Not my best ever blended family travel set-up: insulting my child’s in-laws with a holiday on Alabama’s Gulf Coast. Blended families are supposed to consider the feelings of all the layers of players, or at least that’s my philosophy after 33 years as a traveling mom of two and step mom of four.
Orange Beach was the spot, along the Coastal Scenic Byway. Diverse ecosystems for a diverse blended family.
This national byway has 130 miles of maritime forest, marshes and bogs, the Gulf beaches, crystal white sand and, of course, thoughts about the oil spill. All that and you’d think I could have landed in a neutral spot.
Here’s the problem: My 31-year old son Andrew married into a gregarious, generous family five years ago (or was it four? There are lots of us and the dates are challenging).
Those in-laws of his, Linda and Jerry, have a condo or two at Orange Beach, Alabama and often extend invitations to visit. Theirs are the sincere, we-mean-it kind of invites. I haven’t accepted any yet, for no good reason, and then I made the tactical error of Facebooking that I’m looking at carnivorous white-topped pitched plants near Orange Beach.
Blew my cover without even thinking about having one. Good grief. Here I was with husband G. W. Tibbetts in the very place we’d been invited to share. If only we had gone a week earlier, togetherness would have been the blended family beach mantra.
The condo-owning in-laws were there and so were son Andrew, daughter-in-law Lisa and granddaughter Mattie Jewell. Also Jerry and Linda’s other daughter and granddaughter.
Harmony instead of me feeling a bit like the little pig who headed alone to pick apples and avoid the wolf. Guess I’ll think about this anytime I read that story to the grandchildren and great-grandchildren.
My travel in search of stories does include parts of the family some of the time. Other times, I’m gathering ideas to share with our various generations, and the ways we can relate.
Purpose-driven travel, noticing relationships throughout America, and the world. Feeds my sense of mission looking for “Aha!” moments all the time.
At the Orange Beach Arts Center Hot Shoppe, I wished for granddaughter Mattie and her folks, oh so accessible had I traveled a week earlier.
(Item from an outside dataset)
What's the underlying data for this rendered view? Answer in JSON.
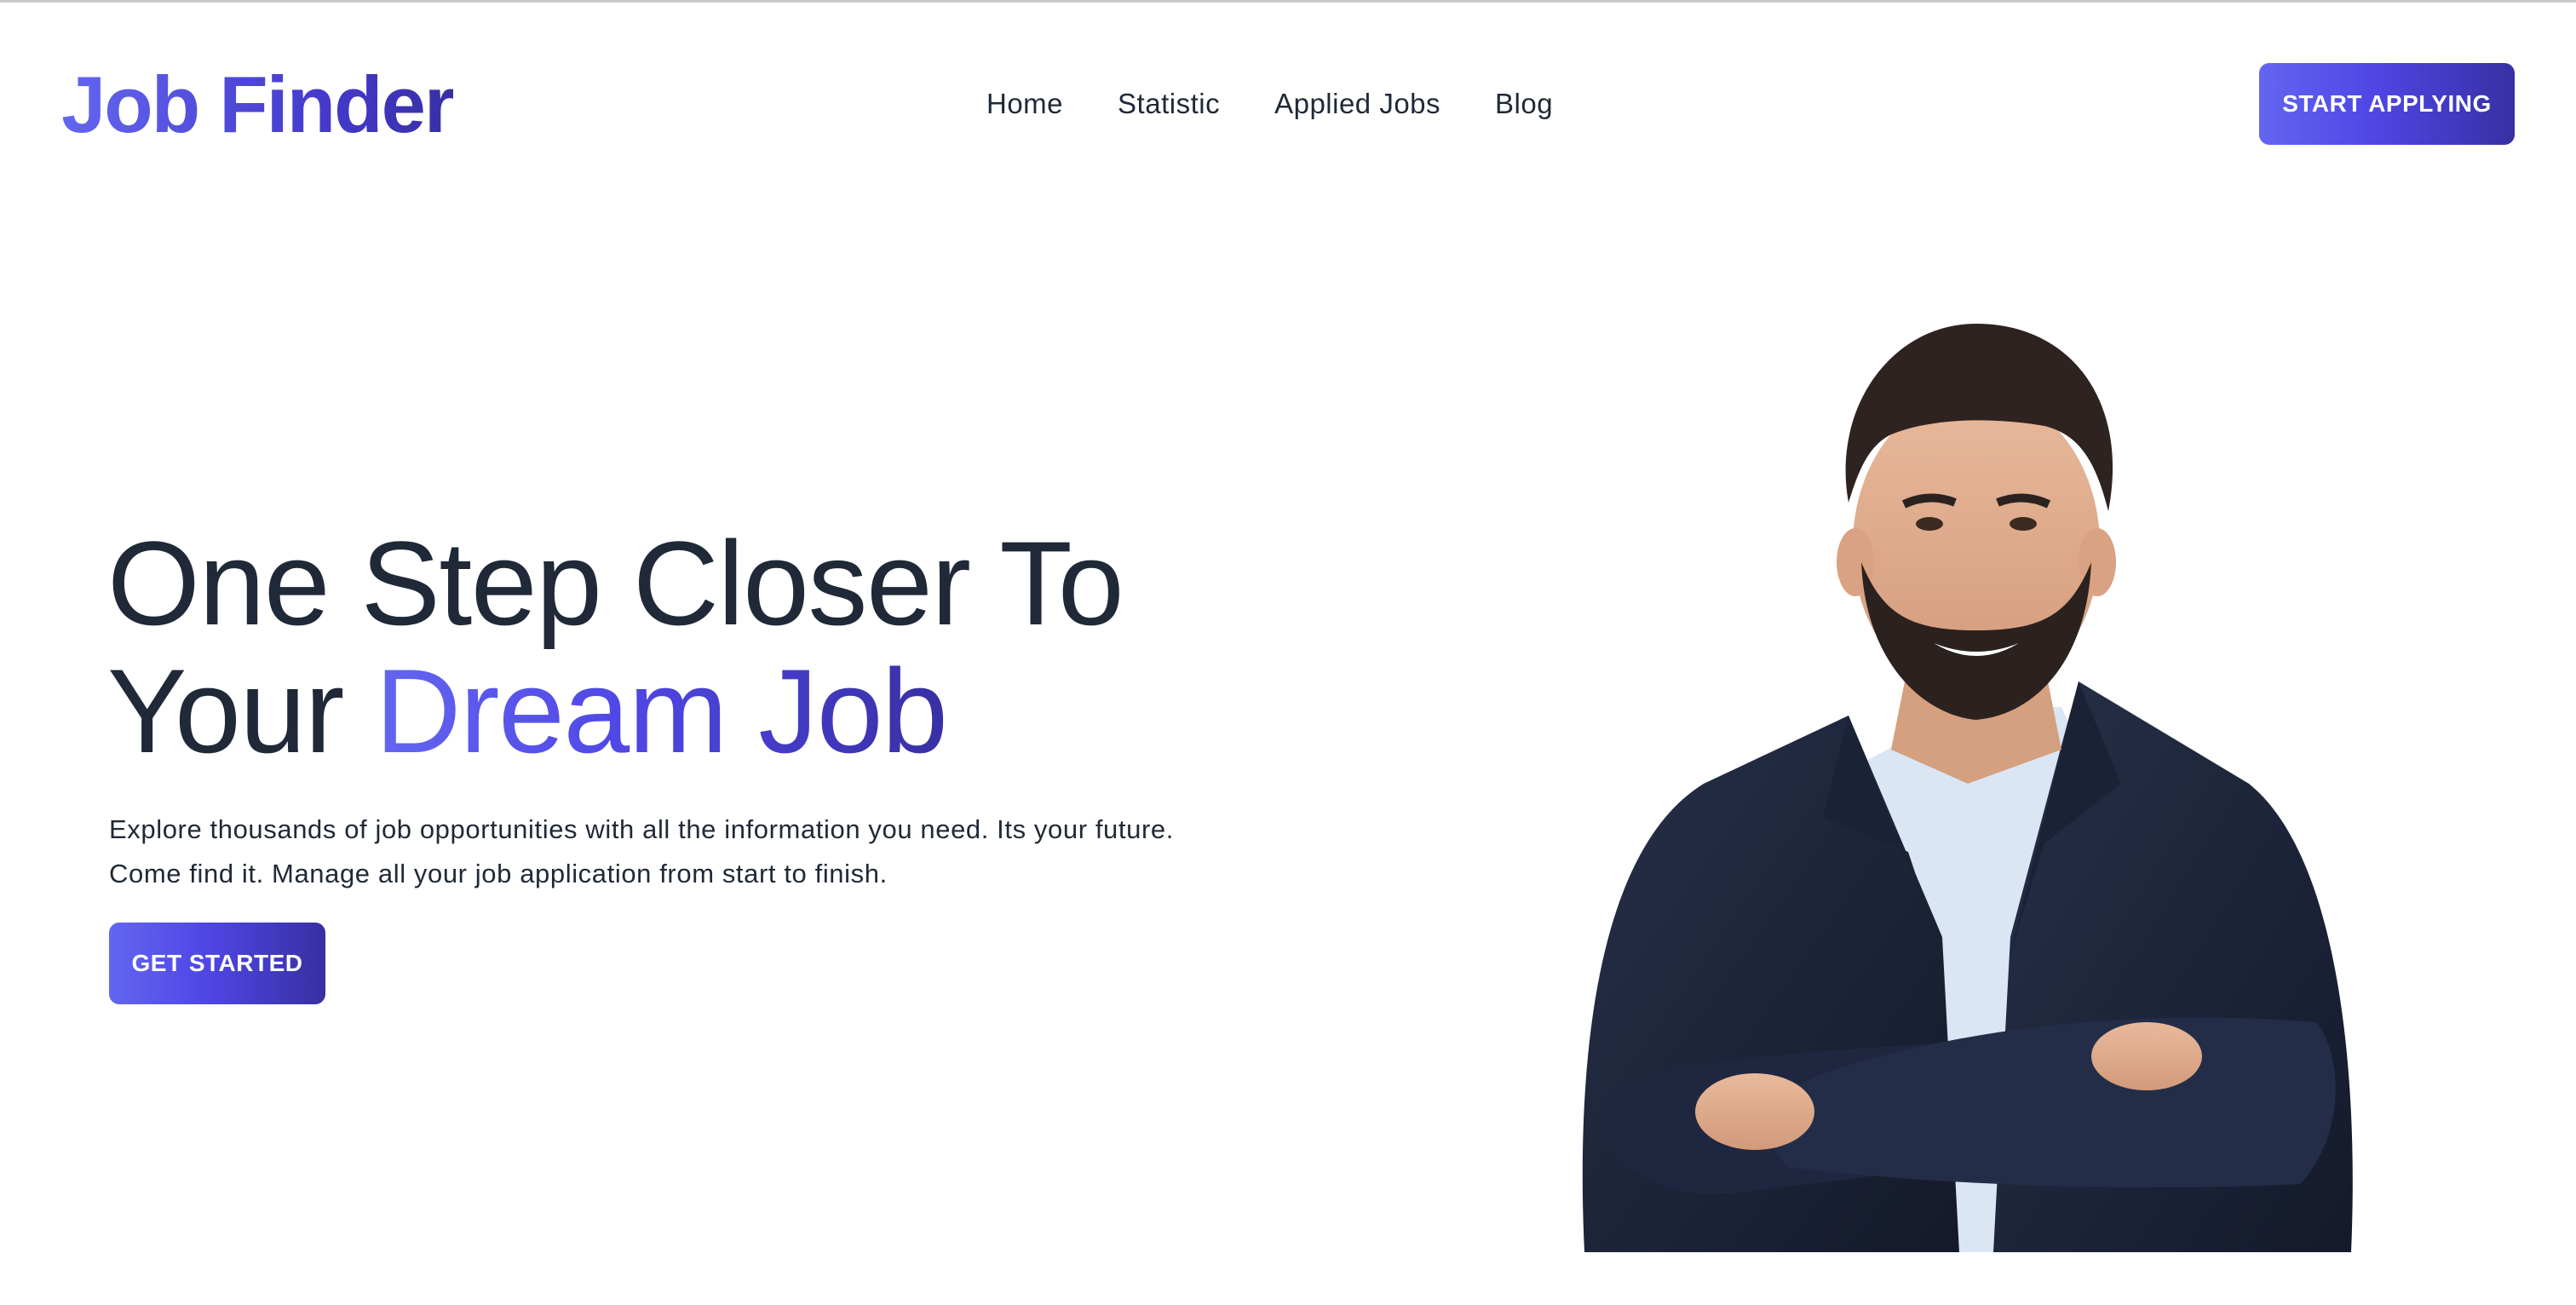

Artist in Residence Sam Cornman was firing glass in his 2,100 degree oven and shaping lovely big fluted vases.
This is the only public access glass blowing studio in Alabama, and perhaps unique in the southeast. I wanted little Mattie to see how it’s done, and maybe be interested in the blown glass pieces in my house.
Artist and audience were focused, saying not a word until the vase was finished.
Then, “Why did you choose to become a glass artist?” was the main question. “Because my grandparents took me often to the glass museum in Corning, New York, where we lived,” declared Sam.
So now I’m musing about my museum going, art-buying grandmothering and its potential. Delighted if I’m nurturing new artists.
Maybe I should invite the in-laws too.
Photo #1 Blended Family Traveling Mom’s son Andrew and granddaughter Mattie Jewell at Orange Beach, Alabama without this grandmother.
Photo #2 Visiting the Alabama Coastal Scenic Byway without any of the family are Blended Family Traveling Mom Christine Tibbetts and husband of 33 years, G. W. Tibbetts
Photo #3 Glassblower Sam Cornman learned to love his craft going to the Corning NY Glass Museum with his grandparents.